* [TASK STATEMENT]
Report every line of the material that contains the string "JSON".

* [DATA FOR REVIEW]
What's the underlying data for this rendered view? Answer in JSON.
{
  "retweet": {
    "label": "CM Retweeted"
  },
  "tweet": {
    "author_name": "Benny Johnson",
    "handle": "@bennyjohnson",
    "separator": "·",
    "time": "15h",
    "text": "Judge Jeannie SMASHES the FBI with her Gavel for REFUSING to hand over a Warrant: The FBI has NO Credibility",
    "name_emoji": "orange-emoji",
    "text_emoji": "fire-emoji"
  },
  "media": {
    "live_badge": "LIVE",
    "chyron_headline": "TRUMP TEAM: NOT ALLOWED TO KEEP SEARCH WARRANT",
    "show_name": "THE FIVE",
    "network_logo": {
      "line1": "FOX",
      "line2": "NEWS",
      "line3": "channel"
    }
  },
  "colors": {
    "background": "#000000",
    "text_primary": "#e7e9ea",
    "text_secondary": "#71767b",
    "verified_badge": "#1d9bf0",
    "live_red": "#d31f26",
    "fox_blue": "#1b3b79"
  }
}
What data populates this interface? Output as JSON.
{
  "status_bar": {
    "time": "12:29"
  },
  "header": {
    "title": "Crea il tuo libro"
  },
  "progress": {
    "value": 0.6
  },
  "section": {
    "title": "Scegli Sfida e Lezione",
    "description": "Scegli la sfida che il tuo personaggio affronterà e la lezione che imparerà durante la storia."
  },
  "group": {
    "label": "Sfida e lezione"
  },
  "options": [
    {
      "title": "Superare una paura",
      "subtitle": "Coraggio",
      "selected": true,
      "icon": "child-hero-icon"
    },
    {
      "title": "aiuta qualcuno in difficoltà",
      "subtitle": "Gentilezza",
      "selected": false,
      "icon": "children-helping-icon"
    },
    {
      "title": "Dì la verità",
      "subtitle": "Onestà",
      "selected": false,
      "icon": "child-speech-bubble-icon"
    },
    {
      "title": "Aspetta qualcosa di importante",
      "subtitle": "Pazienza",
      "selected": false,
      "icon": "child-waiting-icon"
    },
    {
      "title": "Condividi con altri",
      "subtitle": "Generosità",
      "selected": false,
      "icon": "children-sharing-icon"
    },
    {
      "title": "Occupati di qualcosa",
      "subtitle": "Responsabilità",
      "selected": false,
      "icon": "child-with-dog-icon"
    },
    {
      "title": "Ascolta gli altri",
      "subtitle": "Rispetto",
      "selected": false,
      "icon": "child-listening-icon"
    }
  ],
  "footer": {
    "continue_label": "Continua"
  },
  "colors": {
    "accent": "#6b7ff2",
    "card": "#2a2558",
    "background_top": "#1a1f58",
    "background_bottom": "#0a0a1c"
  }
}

* [RESPONSE BELOW]
What's the underlying data for this rendered view? Answer in JSON.
What data populates this interface? Output as JSON.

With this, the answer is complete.